Home prices just keep rising across the U.S.
The S&P/Case Shiller index of home prices in 20 metropolitan areas released Tuesday rose more than 13% on a yearly basis in March.
That’s the biggest annual price increase in more than 7 years, and it was higher than economists had expected. And it’s an acceleration from the 12% recorded in February.
Price increases were steepest in Phoenix, Arizona -- up 20% over last year. San Diego, California, and Seattle, Washington followed closely behind.
An acute shortage of homes for sale, coupled with strong demand for bigger accommodations as people work and study from home, have driven prices to a record high. But that tight supply is threatening to slow the housing momentum. On Tuesday, the Commerce Department reported that new home sales dropped 5.9% last month.

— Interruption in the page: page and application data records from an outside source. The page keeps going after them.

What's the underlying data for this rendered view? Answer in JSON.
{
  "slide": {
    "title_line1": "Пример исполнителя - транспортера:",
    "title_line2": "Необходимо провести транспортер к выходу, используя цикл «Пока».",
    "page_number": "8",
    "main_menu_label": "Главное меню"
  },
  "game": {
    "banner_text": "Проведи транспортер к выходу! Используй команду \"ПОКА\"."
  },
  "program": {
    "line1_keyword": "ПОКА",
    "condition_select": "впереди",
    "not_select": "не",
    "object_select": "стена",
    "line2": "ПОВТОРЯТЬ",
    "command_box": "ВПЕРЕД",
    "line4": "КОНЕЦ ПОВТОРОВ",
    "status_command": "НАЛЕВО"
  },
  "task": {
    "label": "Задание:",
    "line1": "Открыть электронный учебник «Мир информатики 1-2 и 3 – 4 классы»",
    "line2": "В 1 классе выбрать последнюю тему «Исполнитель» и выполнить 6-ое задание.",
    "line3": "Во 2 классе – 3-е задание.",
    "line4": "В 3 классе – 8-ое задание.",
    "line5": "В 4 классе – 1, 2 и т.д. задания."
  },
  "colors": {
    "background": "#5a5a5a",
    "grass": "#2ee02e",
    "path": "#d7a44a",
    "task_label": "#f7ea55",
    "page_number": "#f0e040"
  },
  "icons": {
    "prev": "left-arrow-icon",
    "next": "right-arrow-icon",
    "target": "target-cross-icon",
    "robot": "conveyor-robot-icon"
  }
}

Economists don’t believe another housing bubble is developing. They note that a mismatch between supply and demand is behind the surge, not poor lending practices that triggered the financial crisis in 2008.